Moors (Lat. Mauri; Sp. Moros; Dutch, Moors), the people of Mauritania or Morocco and adjoining parts. The Arabs who conquered Mauritania in the 7th century converted to Mohammedanism the native population, who in Europe were still called Moors, though in their own language they called themselves Berbers, while by the Arabs they were termed Moghrebin, "men of the west." Arabic manners and customs, and in a corrupt form the Arabic language, soon prevailed in the country, the Arab conquerors freely amalgamating with their converts, who far exceeded them in numbers. In 711 an army drawn from this mixed population crossed the straits at Gibraltar, so named from their Arab leader, and began the conquest of the Spanish peninsula. The Spaniards and Portuguese called these invaders Moors because they came from Mauritania, and the term Moors with them soon became synonymous with Mohammedans or Moslems, as the invaders designated themselves.
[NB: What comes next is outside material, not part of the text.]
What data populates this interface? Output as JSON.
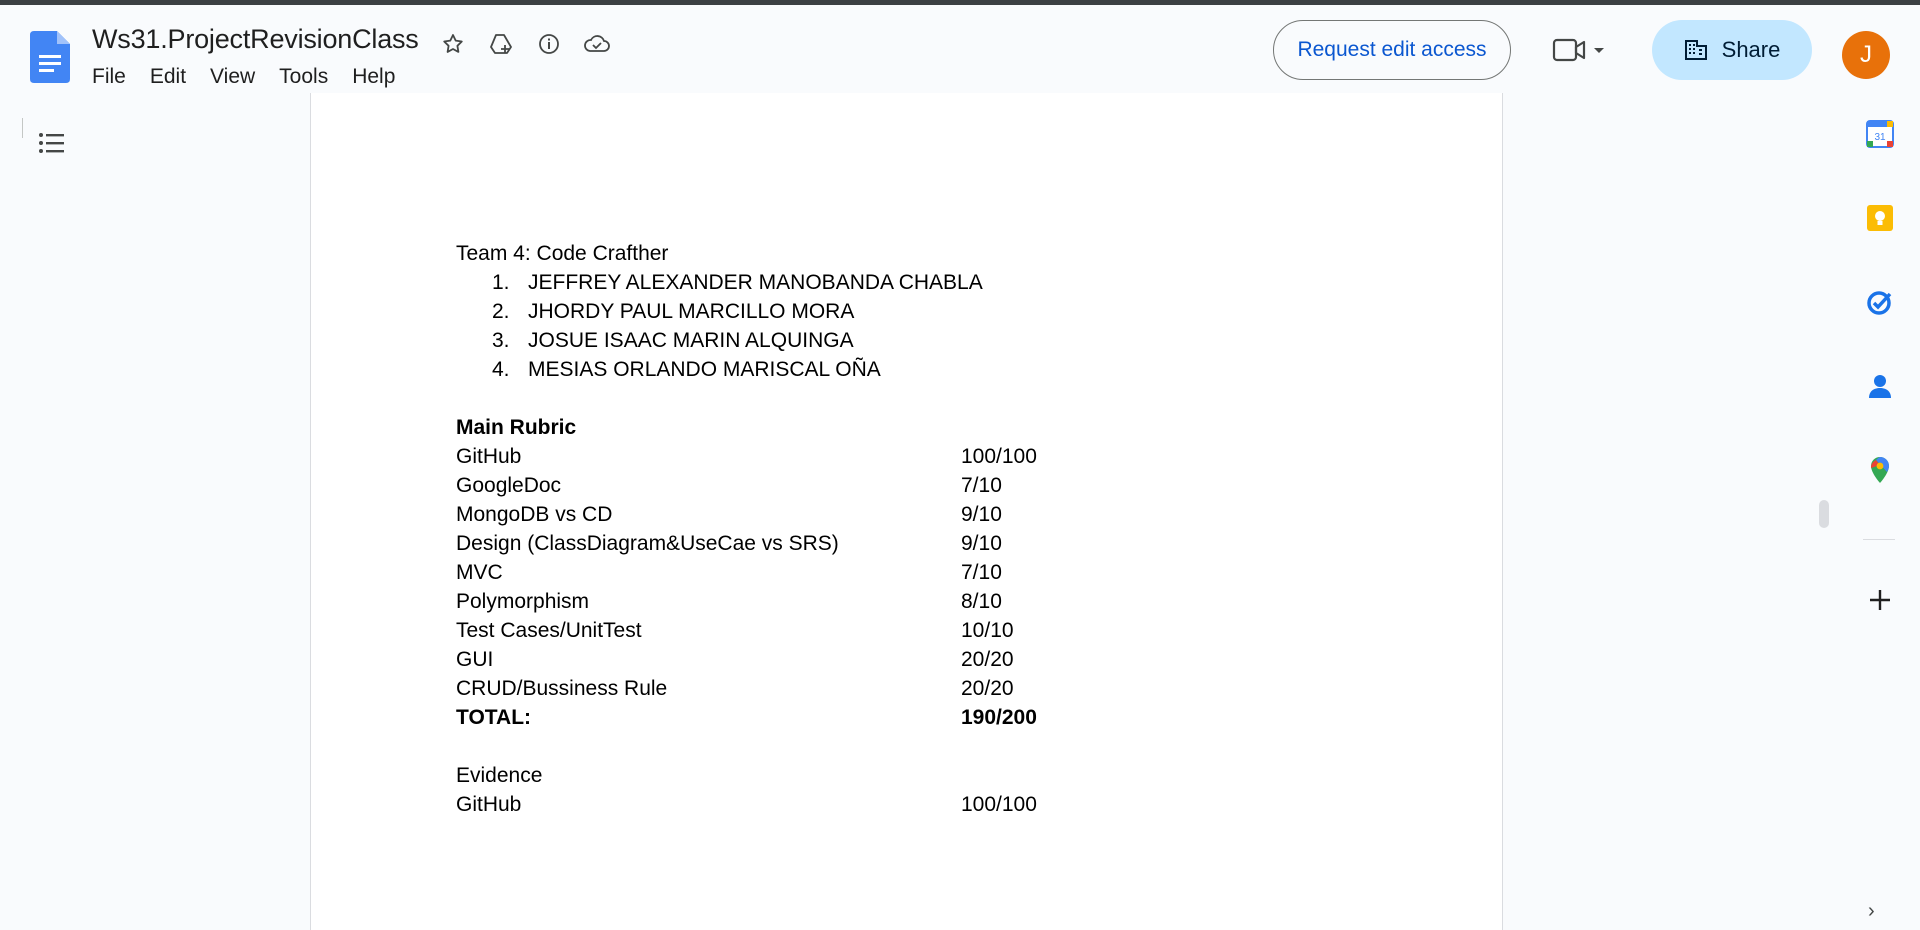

The Spanish writers subsequently applied the term to all the Mohammedans of northern Africa; and when, at the close of the 15th century, the Portuguese made their way around the cape of Good Hope and encountered the Arabs on the coasts of E. Africa and of S. Asia, they still called them Moors. Even the Turks, who in race, language, and everything but religion, were foreign and alien to both Moors and Arabs, were sometimes loosely spoken of as Moors by the Spanish historians.
In 1246 Mohammed ibn Alahmar, king of Granada, became vassal of Ferdinand III. Of Castile, and from this time the Moorish rule declined in Spain, until it received its death blow from Ferdinand the Catholic, who in 1492 raised the cross on the walls of Granada. After this event many of the Moors emigrated to northern Africa, where they were inhospitably received by the Arabs, but found a home in the coast cities. The remnant in Spain, named Moriscoes, were subjected to a bloody persecution by Philip II., and were finally and completely expelled from Spain by Philip III. in 1609. (See Spain).